Saved data entries:
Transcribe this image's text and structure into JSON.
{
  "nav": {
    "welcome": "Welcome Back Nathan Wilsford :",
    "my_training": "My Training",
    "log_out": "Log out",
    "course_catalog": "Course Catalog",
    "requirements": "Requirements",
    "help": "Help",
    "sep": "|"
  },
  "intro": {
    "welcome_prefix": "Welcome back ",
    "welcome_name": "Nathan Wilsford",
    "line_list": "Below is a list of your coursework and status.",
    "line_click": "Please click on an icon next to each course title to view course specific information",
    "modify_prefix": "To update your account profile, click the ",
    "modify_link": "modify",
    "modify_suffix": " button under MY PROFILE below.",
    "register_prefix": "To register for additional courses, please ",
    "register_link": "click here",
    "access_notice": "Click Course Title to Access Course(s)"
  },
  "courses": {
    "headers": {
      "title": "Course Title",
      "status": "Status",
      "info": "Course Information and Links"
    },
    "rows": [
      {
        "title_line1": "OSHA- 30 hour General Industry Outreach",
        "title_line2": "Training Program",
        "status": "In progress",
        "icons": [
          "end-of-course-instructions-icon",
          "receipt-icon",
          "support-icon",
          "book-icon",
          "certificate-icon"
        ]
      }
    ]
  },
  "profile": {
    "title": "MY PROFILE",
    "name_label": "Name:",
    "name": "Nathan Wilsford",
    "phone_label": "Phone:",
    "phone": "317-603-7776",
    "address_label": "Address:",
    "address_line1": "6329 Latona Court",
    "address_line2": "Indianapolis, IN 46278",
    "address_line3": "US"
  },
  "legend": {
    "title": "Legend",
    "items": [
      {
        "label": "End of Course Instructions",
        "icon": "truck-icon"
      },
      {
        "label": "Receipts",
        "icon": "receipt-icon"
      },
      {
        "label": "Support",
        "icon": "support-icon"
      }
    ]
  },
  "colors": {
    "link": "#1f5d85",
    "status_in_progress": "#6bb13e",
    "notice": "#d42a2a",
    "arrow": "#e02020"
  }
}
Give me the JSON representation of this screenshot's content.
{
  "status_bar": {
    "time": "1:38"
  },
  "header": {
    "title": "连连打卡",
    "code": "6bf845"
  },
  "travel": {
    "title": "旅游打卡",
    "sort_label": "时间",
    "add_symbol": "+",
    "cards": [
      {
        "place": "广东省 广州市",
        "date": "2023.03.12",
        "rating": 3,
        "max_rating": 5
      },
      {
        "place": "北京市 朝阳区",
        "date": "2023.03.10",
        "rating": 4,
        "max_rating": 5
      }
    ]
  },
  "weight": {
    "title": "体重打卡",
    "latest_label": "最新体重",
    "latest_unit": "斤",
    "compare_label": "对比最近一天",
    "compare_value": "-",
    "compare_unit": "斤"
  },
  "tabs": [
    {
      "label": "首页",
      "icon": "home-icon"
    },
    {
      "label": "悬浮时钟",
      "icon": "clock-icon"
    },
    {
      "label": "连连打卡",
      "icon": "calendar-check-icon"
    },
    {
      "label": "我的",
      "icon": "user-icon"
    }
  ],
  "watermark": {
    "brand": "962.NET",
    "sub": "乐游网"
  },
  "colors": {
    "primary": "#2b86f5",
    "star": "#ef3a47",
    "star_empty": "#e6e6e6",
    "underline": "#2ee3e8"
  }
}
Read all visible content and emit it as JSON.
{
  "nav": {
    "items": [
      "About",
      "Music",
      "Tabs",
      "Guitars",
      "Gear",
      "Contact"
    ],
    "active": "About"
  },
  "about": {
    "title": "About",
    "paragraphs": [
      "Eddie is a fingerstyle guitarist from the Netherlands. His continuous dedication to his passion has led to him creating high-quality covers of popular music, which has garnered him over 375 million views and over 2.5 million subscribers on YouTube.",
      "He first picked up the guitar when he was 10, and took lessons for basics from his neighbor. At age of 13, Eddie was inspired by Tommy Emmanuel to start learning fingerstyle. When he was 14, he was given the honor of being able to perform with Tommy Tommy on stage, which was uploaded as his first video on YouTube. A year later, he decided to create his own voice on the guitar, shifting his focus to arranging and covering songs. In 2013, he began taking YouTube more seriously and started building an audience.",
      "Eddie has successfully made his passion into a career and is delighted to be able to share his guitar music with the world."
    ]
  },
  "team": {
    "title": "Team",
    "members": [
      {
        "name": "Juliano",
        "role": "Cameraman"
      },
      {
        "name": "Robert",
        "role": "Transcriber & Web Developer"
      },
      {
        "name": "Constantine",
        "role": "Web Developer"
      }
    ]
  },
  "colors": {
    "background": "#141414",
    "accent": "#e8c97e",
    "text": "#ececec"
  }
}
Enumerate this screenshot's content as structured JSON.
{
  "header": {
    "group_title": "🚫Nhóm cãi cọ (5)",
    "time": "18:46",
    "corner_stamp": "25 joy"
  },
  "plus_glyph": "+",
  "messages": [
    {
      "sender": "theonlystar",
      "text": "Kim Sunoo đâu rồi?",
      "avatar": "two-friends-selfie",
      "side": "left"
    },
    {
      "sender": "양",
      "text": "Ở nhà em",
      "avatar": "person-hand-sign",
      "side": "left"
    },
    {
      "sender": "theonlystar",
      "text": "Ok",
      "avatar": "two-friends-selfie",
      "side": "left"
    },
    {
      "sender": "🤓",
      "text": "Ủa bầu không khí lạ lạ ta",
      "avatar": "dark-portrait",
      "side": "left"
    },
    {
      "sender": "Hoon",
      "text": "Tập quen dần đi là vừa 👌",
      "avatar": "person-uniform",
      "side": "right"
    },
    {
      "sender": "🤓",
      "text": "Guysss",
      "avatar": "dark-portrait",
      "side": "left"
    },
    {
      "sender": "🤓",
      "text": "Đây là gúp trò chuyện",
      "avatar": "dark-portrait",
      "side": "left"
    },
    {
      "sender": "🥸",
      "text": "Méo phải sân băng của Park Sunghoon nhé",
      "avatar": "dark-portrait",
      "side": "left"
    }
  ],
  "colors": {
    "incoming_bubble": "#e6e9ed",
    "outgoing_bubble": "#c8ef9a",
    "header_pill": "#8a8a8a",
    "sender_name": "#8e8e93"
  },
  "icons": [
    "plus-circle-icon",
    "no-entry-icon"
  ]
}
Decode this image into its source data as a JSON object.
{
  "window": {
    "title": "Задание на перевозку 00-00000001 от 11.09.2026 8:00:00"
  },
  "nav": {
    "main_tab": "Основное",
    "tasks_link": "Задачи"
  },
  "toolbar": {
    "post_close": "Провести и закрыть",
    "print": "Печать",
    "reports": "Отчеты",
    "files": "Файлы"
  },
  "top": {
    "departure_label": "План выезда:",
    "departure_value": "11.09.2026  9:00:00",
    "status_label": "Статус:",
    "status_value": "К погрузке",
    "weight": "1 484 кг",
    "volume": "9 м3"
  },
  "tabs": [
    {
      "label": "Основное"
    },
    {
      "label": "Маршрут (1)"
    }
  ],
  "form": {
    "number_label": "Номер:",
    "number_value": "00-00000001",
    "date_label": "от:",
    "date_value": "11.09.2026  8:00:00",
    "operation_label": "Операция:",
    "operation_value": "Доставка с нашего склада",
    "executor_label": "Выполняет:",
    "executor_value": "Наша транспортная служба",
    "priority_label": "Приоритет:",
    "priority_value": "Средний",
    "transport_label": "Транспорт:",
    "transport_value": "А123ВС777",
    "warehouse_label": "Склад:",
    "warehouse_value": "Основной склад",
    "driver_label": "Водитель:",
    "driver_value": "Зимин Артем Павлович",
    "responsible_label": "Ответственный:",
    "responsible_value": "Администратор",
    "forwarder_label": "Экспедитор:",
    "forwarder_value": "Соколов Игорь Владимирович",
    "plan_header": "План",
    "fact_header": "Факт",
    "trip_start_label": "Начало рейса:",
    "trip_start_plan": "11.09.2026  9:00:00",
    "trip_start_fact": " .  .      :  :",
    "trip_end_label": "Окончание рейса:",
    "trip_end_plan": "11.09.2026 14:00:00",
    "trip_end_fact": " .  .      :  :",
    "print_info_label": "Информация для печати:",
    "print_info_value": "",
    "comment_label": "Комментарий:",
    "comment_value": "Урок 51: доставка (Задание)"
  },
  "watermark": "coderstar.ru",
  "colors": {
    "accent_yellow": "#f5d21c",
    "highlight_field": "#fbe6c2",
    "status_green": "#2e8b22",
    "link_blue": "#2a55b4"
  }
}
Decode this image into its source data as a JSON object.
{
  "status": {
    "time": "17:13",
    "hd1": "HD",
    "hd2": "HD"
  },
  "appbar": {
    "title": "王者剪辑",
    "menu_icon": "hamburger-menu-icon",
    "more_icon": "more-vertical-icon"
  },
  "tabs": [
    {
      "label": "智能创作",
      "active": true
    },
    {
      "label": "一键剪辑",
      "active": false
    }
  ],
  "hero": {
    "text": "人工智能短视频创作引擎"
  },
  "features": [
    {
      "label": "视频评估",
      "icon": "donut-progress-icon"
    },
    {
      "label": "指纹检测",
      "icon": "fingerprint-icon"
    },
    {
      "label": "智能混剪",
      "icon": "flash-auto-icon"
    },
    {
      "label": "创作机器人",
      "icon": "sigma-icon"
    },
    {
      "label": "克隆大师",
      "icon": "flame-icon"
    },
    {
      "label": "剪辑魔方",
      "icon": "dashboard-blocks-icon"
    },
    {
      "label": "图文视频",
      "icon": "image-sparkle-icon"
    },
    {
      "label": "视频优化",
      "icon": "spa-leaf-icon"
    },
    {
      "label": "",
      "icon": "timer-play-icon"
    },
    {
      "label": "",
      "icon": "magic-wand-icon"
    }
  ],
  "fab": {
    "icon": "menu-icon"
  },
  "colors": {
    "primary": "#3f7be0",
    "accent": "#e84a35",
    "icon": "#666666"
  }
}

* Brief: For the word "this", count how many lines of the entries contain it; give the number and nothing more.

* Answer space: 5